Dataset rows describing interfaces
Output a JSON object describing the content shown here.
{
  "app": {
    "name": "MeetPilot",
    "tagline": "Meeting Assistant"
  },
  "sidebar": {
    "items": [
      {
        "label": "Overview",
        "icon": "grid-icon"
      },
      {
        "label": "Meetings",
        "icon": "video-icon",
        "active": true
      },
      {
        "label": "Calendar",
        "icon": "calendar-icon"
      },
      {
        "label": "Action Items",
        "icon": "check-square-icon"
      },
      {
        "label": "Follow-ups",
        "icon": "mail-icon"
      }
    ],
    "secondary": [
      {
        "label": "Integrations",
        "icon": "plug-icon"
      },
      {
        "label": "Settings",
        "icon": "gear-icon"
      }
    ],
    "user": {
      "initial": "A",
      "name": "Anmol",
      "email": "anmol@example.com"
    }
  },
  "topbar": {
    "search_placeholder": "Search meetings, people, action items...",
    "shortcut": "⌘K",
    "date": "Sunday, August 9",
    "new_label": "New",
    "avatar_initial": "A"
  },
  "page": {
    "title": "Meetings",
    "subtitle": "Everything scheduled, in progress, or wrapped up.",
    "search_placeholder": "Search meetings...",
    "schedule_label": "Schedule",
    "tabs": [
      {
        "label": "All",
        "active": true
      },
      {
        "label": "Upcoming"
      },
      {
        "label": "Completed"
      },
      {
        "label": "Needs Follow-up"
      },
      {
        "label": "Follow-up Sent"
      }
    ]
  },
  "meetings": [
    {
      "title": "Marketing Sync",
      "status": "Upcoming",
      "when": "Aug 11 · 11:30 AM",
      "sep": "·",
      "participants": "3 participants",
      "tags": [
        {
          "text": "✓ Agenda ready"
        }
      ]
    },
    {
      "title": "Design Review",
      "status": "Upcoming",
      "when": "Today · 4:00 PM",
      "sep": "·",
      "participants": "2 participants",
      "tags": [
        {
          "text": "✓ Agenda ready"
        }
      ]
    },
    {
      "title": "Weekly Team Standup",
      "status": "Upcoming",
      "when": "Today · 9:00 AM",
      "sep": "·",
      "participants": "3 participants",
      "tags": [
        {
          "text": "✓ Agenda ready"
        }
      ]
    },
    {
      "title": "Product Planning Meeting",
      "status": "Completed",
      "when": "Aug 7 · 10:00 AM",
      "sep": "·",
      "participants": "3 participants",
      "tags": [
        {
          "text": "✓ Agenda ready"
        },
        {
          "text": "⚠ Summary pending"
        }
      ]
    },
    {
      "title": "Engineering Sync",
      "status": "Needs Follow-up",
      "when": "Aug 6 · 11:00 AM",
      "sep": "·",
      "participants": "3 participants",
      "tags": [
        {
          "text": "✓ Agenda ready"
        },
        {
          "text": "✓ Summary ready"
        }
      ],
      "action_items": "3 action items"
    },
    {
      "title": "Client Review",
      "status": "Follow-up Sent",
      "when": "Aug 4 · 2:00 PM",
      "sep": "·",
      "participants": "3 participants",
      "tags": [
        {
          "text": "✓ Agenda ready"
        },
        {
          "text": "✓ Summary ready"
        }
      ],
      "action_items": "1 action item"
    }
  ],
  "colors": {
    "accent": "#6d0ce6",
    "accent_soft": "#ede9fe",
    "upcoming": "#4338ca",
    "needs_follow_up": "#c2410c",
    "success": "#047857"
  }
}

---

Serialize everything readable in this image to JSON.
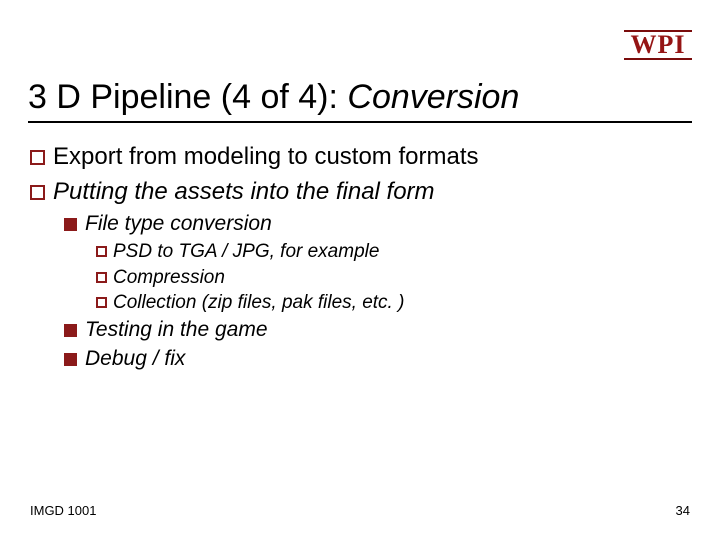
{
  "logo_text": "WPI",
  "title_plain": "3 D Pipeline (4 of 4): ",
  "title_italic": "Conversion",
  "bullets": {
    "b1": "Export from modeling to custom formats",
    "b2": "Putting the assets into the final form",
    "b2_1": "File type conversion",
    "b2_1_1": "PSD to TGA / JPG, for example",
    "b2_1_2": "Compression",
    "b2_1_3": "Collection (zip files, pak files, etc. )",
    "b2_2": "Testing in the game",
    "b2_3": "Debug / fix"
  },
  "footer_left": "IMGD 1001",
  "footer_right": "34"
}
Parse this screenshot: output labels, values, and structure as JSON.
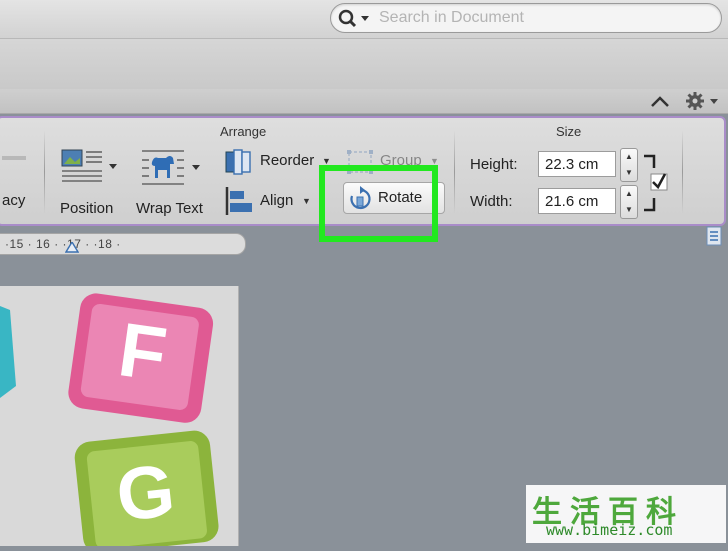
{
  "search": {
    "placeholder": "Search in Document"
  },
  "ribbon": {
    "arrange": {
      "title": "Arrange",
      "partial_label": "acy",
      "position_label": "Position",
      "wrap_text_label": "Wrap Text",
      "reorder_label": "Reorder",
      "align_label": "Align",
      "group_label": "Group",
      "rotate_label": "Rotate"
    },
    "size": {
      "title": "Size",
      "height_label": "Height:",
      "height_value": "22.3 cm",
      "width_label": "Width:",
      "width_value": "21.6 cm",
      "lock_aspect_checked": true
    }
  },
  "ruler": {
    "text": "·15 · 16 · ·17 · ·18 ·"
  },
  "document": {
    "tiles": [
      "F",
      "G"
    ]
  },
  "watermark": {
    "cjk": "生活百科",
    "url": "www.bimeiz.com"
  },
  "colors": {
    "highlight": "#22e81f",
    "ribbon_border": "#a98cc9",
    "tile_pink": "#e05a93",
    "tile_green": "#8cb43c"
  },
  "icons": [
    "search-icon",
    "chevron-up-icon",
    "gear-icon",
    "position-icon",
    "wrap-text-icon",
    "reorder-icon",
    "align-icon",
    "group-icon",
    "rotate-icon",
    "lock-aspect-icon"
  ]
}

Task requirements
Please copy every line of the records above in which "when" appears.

Written solution
      "when": "Aug 11 · 11:30 AM",
      "when": "Today · 4:00 PM",
      "when": "Today · 9:00 AM",
      "when": "Aug 7 · 10:00 AM",
      "when": "Aug 6 · 11:00 AM",
      "when": "Aug 4 · 2:00 PM",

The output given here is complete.